START Input material

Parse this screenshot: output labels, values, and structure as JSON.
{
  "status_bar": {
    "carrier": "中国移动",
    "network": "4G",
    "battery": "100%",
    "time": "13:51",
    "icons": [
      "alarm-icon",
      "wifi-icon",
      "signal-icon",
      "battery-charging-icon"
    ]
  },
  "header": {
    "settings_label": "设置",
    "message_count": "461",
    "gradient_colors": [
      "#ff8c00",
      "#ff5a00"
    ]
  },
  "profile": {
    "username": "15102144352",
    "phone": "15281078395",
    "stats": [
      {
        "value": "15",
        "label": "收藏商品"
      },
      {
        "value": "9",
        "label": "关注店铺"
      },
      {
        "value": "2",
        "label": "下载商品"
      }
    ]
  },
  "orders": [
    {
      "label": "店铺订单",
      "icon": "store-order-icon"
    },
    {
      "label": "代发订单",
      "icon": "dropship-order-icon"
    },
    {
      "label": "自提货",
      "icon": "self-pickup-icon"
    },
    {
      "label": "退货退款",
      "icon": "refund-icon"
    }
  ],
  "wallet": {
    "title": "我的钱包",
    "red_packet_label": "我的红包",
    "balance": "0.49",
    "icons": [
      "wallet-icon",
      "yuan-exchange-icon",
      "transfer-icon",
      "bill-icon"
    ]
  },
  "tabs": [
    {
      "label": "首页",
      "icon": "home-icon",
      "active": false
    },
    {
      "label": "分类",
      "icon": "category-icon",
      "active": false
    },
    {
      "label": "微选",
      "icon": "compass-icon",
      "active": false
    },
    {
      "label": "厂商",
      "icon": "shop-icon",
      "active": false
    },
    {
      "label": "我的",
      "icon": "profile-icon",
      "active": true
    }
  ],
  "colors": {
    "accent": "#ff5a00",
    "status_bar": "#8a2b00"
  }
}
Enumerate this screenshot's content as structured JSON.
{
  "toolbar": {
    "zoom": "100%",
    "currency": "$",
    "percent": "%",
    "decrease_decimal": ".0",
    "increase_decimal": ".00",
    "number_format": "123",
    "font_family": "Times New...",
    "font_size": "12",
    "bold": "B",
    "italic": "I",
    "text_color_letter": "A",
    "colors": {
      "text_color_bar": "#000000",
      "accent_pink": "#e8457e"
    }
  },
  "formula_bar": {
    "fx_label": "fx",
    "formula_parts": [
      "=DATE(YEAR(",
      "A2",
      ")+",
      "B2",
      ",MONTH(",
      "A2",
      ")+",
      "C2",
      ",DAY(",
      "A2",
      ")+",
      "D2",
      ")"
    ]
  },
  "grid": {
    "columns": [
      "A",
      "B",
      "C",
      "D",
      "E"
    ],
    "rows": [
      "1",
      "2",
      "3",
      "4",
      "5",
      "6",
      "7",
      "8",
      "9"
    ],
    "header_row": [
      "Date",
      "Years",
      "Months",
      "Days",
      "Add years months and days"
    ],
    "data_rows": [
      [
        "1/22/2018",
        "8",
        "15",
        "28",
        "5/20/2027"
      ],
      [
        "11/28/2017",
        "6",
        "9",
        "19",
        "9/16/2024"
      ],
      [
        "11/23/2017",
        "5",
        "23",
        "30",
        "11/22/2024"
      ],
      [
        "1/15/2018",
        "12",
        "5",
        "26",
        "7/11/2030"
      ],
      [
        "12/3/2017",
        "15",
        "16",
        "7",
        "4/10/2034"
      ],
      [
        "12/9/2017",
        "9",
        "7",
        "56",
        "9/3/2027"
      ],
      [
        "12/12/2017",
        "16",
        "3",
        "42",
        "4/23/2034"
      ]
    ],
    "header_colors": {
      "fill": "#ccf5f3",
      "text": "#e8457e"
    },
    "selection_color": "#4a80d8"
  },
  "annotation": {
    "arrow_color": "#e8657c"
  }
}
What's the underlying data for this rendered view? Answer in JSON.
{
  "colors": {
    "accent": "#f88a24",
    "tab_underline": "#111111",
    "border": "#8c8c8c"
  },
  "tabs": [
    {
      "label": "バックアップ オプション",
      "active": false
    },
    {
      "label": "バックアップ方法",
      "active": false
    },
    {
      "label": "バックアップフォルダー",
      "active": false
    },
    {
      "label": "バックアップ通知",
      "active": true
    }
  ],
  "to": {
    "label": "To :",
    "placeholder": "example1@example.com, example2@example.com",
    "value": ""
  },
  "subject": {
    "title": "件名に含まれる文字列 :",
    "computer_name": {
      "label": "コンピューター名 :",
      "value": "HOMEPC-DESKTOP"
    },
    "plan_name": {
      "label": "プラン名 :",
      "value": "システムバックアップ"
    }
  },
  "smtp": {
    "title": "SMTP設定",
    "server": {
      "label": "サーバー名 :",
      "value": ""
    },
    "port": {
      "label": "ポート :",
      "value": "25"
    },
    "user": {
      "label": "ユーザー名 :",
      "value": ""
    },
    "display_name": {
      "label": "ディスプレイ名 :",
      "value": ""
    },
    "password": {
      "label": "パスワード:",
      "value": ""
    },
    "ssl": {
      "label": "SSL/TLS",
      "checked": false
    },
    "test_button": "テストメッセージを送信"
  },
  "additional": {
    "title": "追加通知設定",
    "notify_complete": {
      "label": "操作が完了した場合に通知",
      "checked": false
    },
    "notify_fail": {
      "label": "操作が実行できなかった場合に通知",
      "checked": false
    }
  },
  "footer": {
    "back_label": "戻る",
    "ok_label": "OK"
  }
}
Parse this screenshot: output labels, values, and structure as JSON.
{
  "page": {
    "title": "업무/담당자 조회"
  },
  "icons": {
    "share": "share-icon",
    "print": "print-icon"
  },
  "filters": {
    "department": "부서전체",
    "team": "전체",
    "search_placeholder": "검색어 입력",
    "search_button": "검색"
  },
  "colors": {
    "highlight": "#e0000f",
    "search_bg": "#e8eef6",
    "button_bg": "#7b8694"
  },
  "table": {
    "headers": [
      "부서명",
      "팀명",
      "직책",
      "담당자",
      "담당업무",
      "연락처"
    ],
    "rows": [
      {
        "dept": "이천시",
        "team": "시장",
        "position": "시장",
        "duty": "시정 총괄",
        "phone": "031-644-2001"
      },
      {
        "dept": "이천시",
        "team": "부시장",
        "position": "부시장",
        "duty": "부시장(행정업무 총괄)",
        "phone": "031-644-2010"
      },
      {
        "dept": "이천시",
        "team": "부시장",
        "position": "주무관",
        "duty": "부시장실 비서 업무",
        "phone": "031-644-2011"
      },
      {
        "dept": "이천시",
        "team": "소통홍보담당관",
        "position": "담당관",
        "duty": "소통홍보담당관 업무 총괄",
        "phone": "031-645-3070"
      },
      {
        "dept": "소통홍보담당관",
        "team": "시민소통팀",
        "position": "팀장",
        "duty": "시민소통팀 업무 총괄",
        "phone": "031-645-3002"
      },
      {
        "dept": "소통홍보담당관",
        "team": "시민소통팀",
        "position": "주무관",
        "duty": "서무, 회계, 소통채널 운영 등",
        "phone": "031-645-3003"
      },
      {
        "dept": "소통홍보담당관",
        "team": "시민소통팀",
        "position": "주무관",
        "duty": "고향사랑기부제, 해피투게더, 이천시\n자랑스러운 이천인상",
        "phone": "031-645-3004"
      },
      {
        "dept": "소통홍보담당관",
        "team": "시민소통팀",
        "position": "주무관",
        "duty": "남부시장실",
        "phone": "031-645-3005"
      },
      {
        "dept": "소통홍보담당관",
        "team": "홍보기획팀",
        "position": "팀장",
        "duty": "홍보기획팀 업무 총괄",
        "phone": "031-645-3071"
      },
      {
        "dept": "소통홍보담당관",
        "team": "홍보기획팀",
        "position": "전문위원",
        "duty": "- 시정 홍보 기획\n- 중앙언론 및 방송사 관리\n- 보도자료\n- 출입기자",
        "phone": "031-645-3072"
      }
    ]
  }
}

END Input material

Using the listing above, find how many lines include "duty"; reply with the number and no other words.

10